When Milo Yiannopoulos stepped a Melbourne stage in 2017, castigating the nation for losing its way from the back of a parked Harley-Davidson, he did so at some sort of peak.

Outside, a city railed against his brand of hateful nonsense, inside, those paid for the privilege to hear him harangue Clementine Ford, Waleed Aly and Dr Susan Carland. He addressed the latter as a “brainwashed victim of a death cult that oppresses woman and kills homosexuals.”

It’s difficult to take someone seriously whose persona hinges on shoulder pads and sunglasses indoors, while exuding the same dorky misguided sexual energy as Peter Parker after he was poisoned by hubris.
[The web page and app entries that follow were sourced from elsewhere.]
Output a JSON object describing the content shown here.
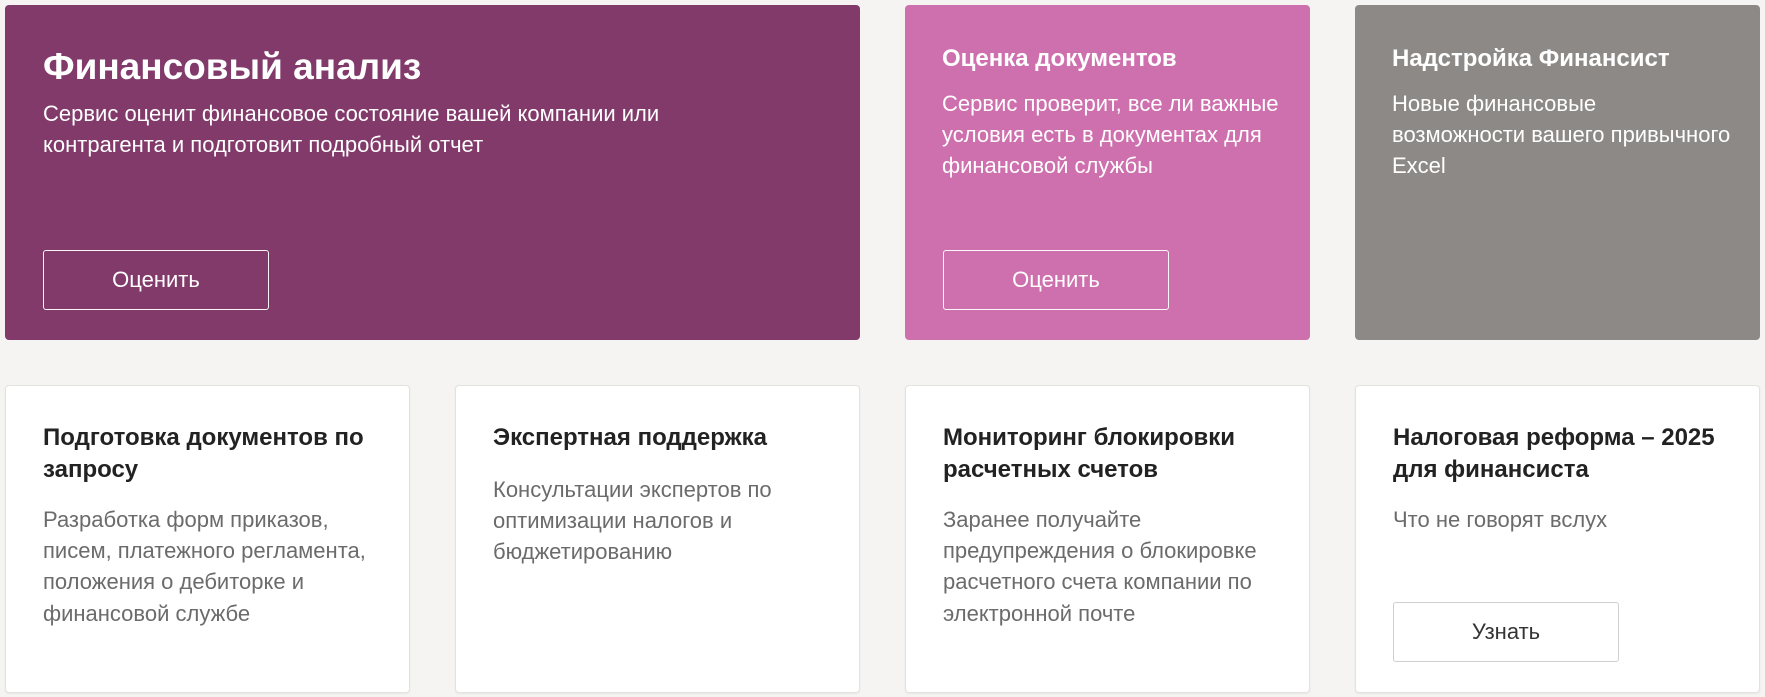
{
  "colors": {
    "page_background": "#f5f4f2",
    "plum": "#813a6a",
    "pink": "#ce70ae",
    "gray": "#8d8986",
    "card_white": "#ffffff"
  },
  "cards": {
    "financial_analysis": {
      "title": "Финансовый анализ",
      "text": "Сервис оценит финансовое состояние вашей компании или контрагента и подготовит подробный отчет",
      "button": "Оценить"
    },
    "document_review": {
      "title": "Оценка документов",
      "text": "Сервис проверит, все ли важные условия есть в документах для финансовой службы",
      "button": "Оценить"
    },
    "excel_addon": {
      "title": "Надстройка Финансист",
      "text": "Новые финансовые возможности вашего привычного Excel"
    },
    "documents_on_request": {
      "title": "Подготовка документов по запросу",
      "text": "Разработка форм приказов, писем, платежного регламента, положения о дебиторке и финансовой службе"
    },
    "expert_support": {
      "title": "Экспертная поддержка",
      "text": "Консультации экспертов по оптимизации налогов и бюджетированию"
    },
    "account_block_monitoring": {
      "title": "Мониторинг блокировки расчетных счетов",
      "text": "Заранее получайте предупреждения о блокировке расчетного счета компании по электронной почте"
    },
    "tax_reform": {
      "title": "Налоговая реформа – 2025 для финансиста",
      "text": "Что не говорят вслух",
      "button": "Узнать"
    }
  }
}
But Milo took Milo seriously, and some did, and his brand of division was certainly serious.

 

 

But to use the parlance of today, life comes at you fast, as the 2019 Milo has become the poster boy for de-platforming, as his expulsion from social media has pushed him into the spotlight once more, if only to cry poor.

Silicon Valley clamping down on him has pushed him into rather odd company, as he recently chose to adopt a ‘fursona’ in order to attend a convention for furries. For the unaware, the furry is an individual who adopts a costume of an animal, assuming that persona, and can extend to sexual ends with other furries, known as ‘yiffing’.
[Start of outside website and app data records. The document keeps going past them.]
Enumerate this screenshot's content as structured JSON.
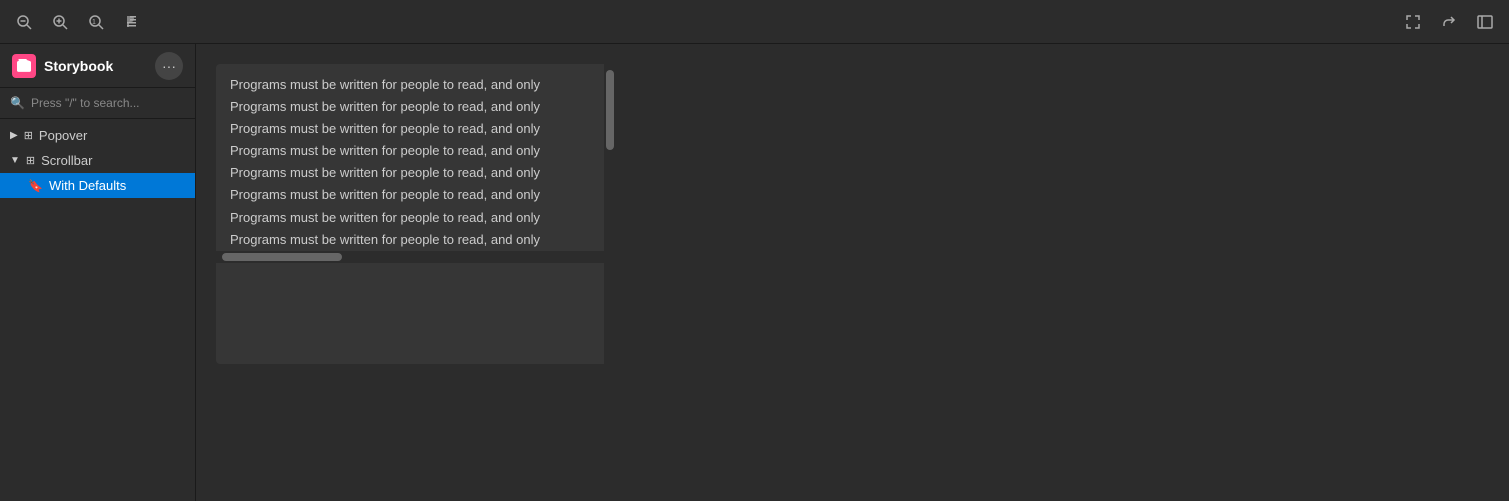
{
  "header": {
    "title": "Storybook",
    "logo_letter": "S",
    "more_icon": "•••",
    "toolbar": {
      "zoom_out_label": "zoom-out",
      "zoom_in_label": "zoom-in",
      "zoom_reset_label": "zoom-reset",
      "paragraph_label": "paragraph",
      "fullscreen_label": "fullscreen",
      "share_label": "share",
      "sidebar_toggle_label": "sidebar-toggle"
    }
  },
  "sidebar": {
    "search_placeholder": "Press \"/\" to search...",
    "items": [
      {
        "label": "Popover",
        "depth": 0,
        "chevron": "▶",
        "has_children": true
      },
      {
        "label": "Scrollbar",
        "depth": 0,
        "chevron": "▼",
        "has_children": true,
        "expanded": true
      },
      {
        "label": "With Defaults",
        "depth": 1,
        "active": true
      }
    ]
  },
  "demo": {
    "lines": [
      "Programs must be written for people to read, and only",
      "Programs must be written for people to read, and only",
      "Programs must be written for people to read, and only",
      "Programs must be written for people to read, and only",
      "Programs must be written for people to read, and only",
      "Programs must be written for people to read, and only",
      "Programs must be written for people to read, and only",
      "Programs must be written for people to read, and only"
    ]
  },
  "colors": {
    "active_bg": "#0078d7",
    "sidebar_bg": "#2c2c2c",
    "content_bg": "#2c2c2c",
    "demo_box_bg": "#363636",
    "scrollbar_thumb": "#666",
    "logo_bg": "#ff4785"
  }
}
However, judge we should not, as the organisers of the convention have booted Milo out, with Midwest FurFest stating that “…hate is not welcome at Midwest FurFest. We are dedicated to providing a safe, harassment-free convention experience for all, regardless of age, race, gender, gender identity or expression, sexual orientation, disability, physical appearance, or personal beliefs,” organisers wrote. “Midwest FurFest can confirm that Mr Yiannopoulos has registered for the event this year. While the convention generally does not comment on anyone’s registration status, Mr Yiannopoulos has already stated as much publicly.”

Prior to being banned, Yiannopoulos suggested hosting a panel titled “The Politics of Fur,” and instructed his followers to contact him to set up “dinners, drinks, photos or anything else” if they were also in attendance. He also purportedly bought a snow leopard costume for the event.

In response to being banned, Yiannopolous said that he was going to attend anyway. He posted again on Telegram on Monday and shared screenshots of emails he sent to the FurFest organisers. “I asked you to reach out to me so I could correct lies and slanders about me and reassure you about my intentions. You didn’t,” he wrote in the email. “So I’m coming anyway. And I’m bringing friends. Get ready.”

We stand at a strange pivot. Milo is a joke of an individual who has become a joke. The self-appointed “one-man wrecking crew” and “internet supervillain” has become a punchline, an emperor without clothes, rejected by a bunch of nerds masquerading as animals. Seemingly, schadenfreude is a dish best served by a fluorescent wolf with a permanent smirk.

However, we should herald the beasts of FurFest, because that community stands for something. We can marginalise them for their choices, but their morals remain strong. They were able to accomplish something that numerous governments, media agencies and platforms took a while to warm to. They saw hate and banned it at first glance.

We could all take a lesson from this menagerie.